June 11, 2010 by Ken Ward Jr.
Earlier this week, there was a bit of a media frenzy when Massey Energy CEO Don Blankenship sent a letter to West Virginia Gov. Joe Manchin and the governors of three other coal states, alleging that miners in those states were in danger because of underground mine ventilation plans imposed by the U.S. Mine Safety and Health Administration.
The letter is pretty blunt, saying in one place:
… Coal miners in your states are less safe because of MSHA-mandated ventilation plans that are currently in place in your states today.
Blankenship also wrote:
Ironically, perhaps the single biggest challenge to achieving safe mining is the current behavior of MSHA.
OK … so on Wednesday, we had Massey general counsel Shane Harvey (right) and company board member Stanley Suboleski (below) in for an interview, and put the question to them: What mines are we talking about?

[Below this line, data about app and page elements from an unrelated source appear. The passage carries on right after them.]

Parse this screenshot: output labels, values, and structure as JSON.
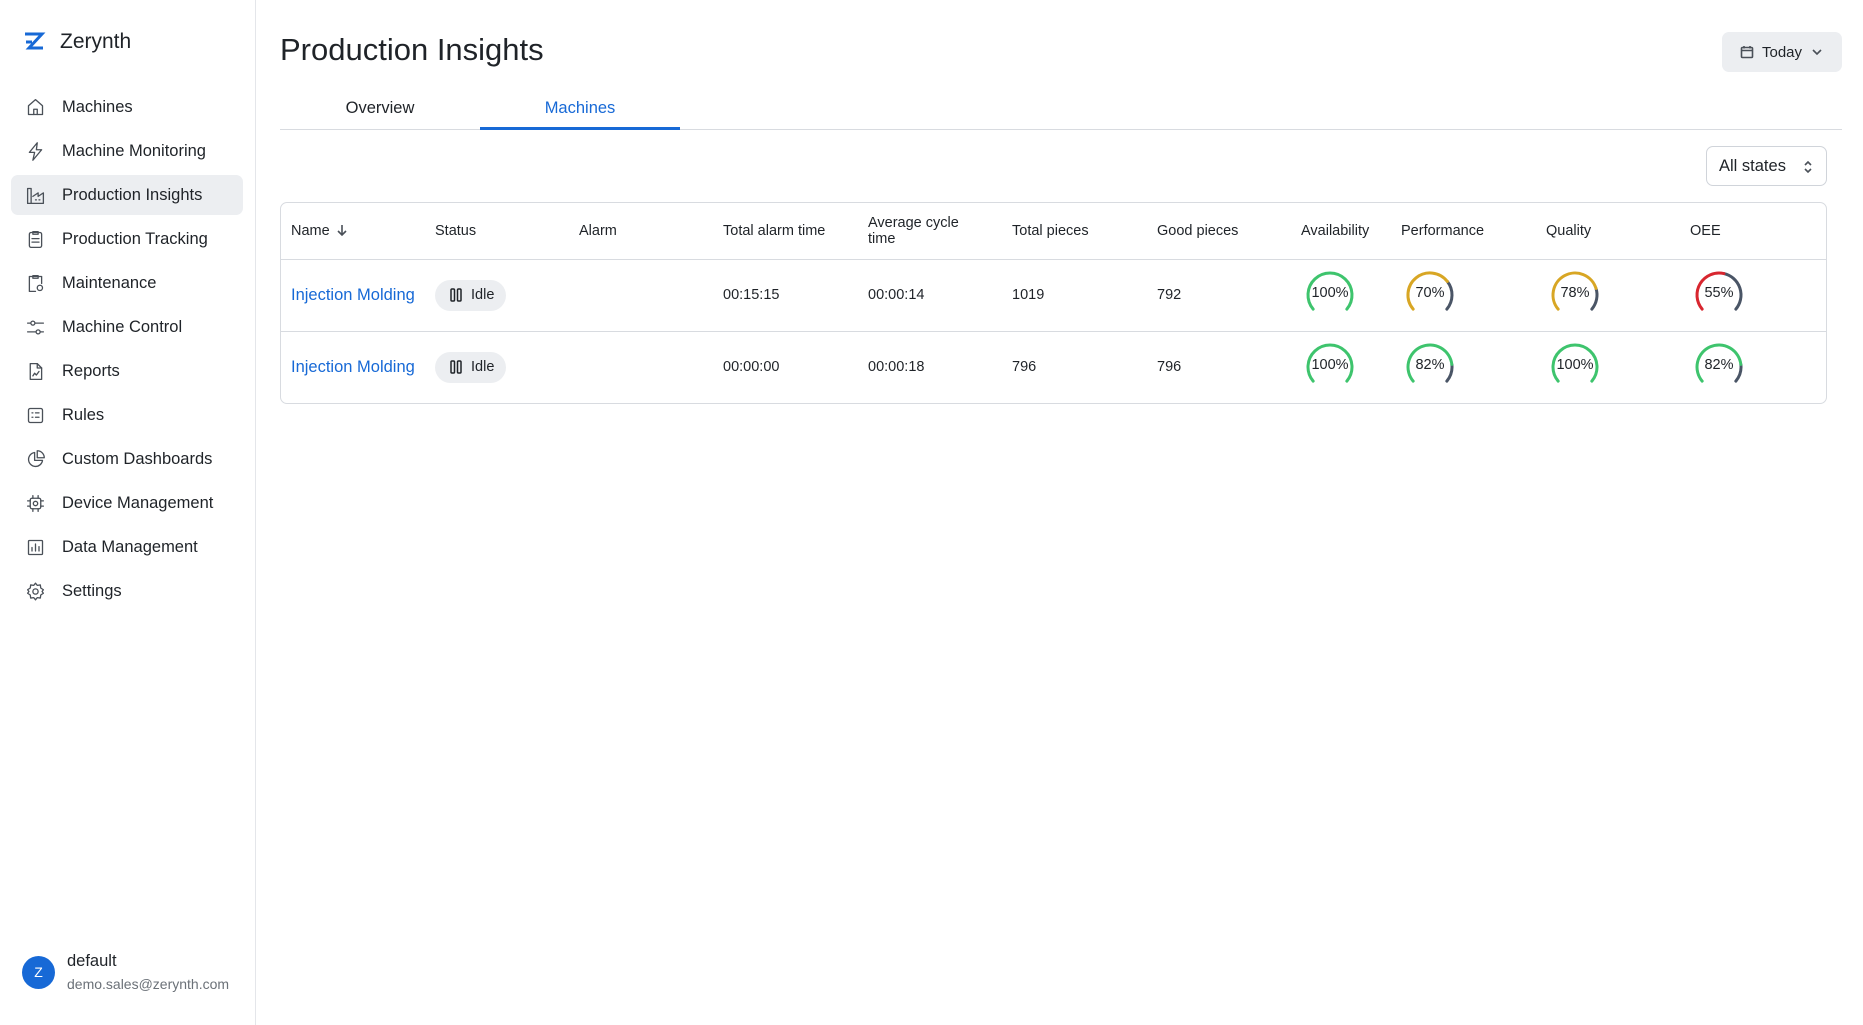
{
  "app": {
    "brand_name": "Zerynth",
    "accent_color": "#1769d6"
  },
  "sidebar": {
    "items": [
      {
        "label": "Machines",
        "icon": "home-icon"
      },
      {
        "label": "Machine Monitoring",
        "icon": "lightning-icon"
      },
      {
        "label": "Production Insights",
        "icon": "factory-icon",
        "active": true
      },
      {
        "label": "Production Tracking",
        "icon": "clipboard-icon"
      },
      {
        "label": "Maintenance",
        "icon": "clipboard-gear-icon"
      },
      {
        "label": "Machine Control",
        "icon": "sliders-icon"
      },
      {
        "label": "Reports",
        "icon": "document-chart-icon"
      },
      {
        "label": "Rules",
        "icon": "checklist-icon"
      },
      {
        "label": "Custom Dashboards",
        "icon": "pie-chart-icon"
      },
      {
        "label": "Device Management",
        "icon": "chip-gear-icon"
      },
      {
        "label": "Data Management",
        "icon": "bar-chart-icon"
      },
      {
        "label": "Settings",
        "icon": "gear-icon"
      }
    ]
  },
  "user": {
    "avatar_initial": "Z",
    "name": "default",
    "email": "demo.sales@zerynth.com"
  },
  "header": {
    "title": "Production Insights",
    "date_filter": "Today"
  },
  "tabs": [
    {
      "label": "Overview",
      "active": false
    },
    {
      "label": "Machines",
      "active": true
    }
  ],
  "filters": {
    "state_select": "All states"
  },
  "table": {
    "columns": {
      "name": "Name",
      "status": "Status",
      "alarm": "Alarm",
      "total_alarm_time": "Total alarm time",
      "average_cycle_time": "Average cycle time",
      "total_pieces": "Total pieces",
      "good_pieces": "Good pieces",
      "availability": "Availability",
      "performance": "Performance",
      "quality": "Quality",
      "oee": "OEE"
    },
    "rows": [
      {
        "name": "Injection Molding",
        "status": "Idle",
        "alarm": "",
        "total_alarm_time": "00:15:15",
        "average_cycle_time": "00:00:14",
        "total_pieces": "1019",
        "good_pieces": "792",
        "availability": {
          "label": "100%",
          "value": 100,
          "color": "#3ec46d"
        },
        "performance": {
          "label": "70%",
          "value": 70,
          "color": "#d8a624"
        },
        "quality": {
          "label": "78%",
          "value": 78,
          "color": "#d8a624"
        },
        "oee": {
          "label": "55%",
          "value": 55,
          "color": "#d8262f"
        }
      },
      {
        "name": "Injection Molding",
        "status": "Idle",
        "alarm": "",
        "total_alarm_time": "00:00:00",
        "average_cycle_time": "00:00:18",
        "total_pieces": "796",
        "good_pieces": "796",
        "availability": {
          "label": "100%",
          "value": 100,
          "color": "#3ec46d"
        },
        "performance": {
          "label": "82%",
          "value": 82,
          "color": "#3ec46d"
        },
        "quality": {
          "label": "100%",
          "value": 100,
          "color": "#3ec46d"
        },
        "oee": {
          "label": "82%",
          "value": 82,
          "color": "#3ec46d"
        }
      }
    ]
  },
  "gauge_track_color": "#4a5566"
}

Where exactly are miners in danger because of MSHA’s actions?
As reported in today’s Gazette, Harvey and Suboleski were at a bit of a loss to point to the mines Blankenship was talking about.
I tried earlier to provide some context and perspective on this Blankenship letter in a Coal Tattoo post, and today’s story adds to that context, I hope.
Blankenship has pointed to the case of an Illinois mine operator who challenged a similar MSHA-imposed ventilation plan, but so far the agency has won the legal challenges in that matter.
Unfortunately, MSHA chief Joe Main and the rest of his agency remain kind of in a bunker on this issue, refusing to answer questions or even to simply comment about their victory in the Illinois case …